I've really taken a liking to the JBoss Seam application framework. Since the notion of injection/outjection and tight integration between JSF/EJBs/JPA is relatively scarce among Java application frameworks, I was looking for some good resources for design patterns and best practices for using this framework. I've poured over the examples and several books on the subject. However, I'm more interested in real-world design patterns that compare to the traditional J2EE design patterns. For example, traditional DAOs vs. EntityHome/EntityQuery. Where should business logic be performed? In Action classes? Or in dedicated service classes? I'd really appreciate any insight experienced Seam developers can give. Thanks!
There is a lot of useful patterns you can use.
Which can be Translated To
If you have some actions which needs To manipulate JSF components on The server-side, use a controller as shown above can be a nice idea
You can also use
It is basically The same approach shown above but without controller
Or by using built-in mediator pattern by using EntityHome / EntityQuery

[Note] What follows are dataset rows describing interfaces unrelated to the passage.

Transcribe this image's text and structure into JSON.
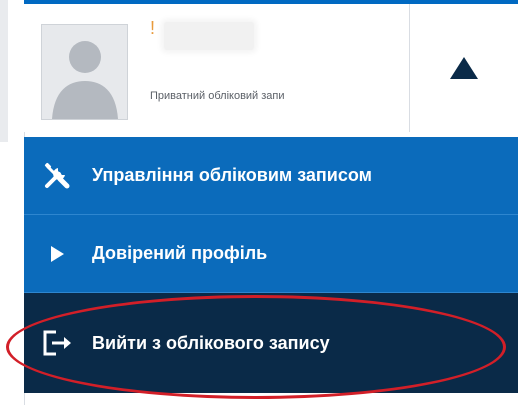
{
  "account": {
    "name_mark": "!",
    "type_label": "Приватний обліковий запи"
  },
  "menu": [
    {
      "label": "Управління обліковим записом",
      "icon": "tools-icon"
    },
    {
      "label": "Довірений профіль",
      "icon": "play-arrow-icon"
    },
    {
      "label": "Вийти з облікового запису",
      "icon": "sign-out-icon"
    }
  ],
  "icons": {
    "toggle": "triangle-up-icon",
    "avatar": "user-silhouette-icon"
  },
  "colors": {
    "menu_blue": "#0b6bbb",
    "menu_dark": "#0a2a48",
    "highlight": "#d21f28"
  }
}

Register your EntityHome as follows /WEB-INF/components.xml
Now you can create an alias by using factory element
Nothing else. Keep in mind when using Either EntityHome (JPA) or HibernateEntityHome (Hibernate) you usually need To override some methods To improve performance as follows
About business logic ??? You can put it inside your service layer or you can use domain-driven-design approach. See here which fits better what you want
Testing: Use Seam bundled Testing components. Take a look at Seam examples directories To get an overview how you can perform Testing without deployment
If possible, use seam-gen To generate your project. Seam in Action book, chapter 2, can gives a good insight how To startup seam-gen capabilities. read carefully. Any seam-gen generated project can be opened and Tested in NetBeans and Eclipse
JSF components: Take a look at here
There is more: Do not use @Out-jection anymore. Use @Factory instead. @Out-jection will be deprecated in favor of @Factory method.
I Think queries is better stored inside an external file because
Nice one, don't
Another resource goes here (pdf format)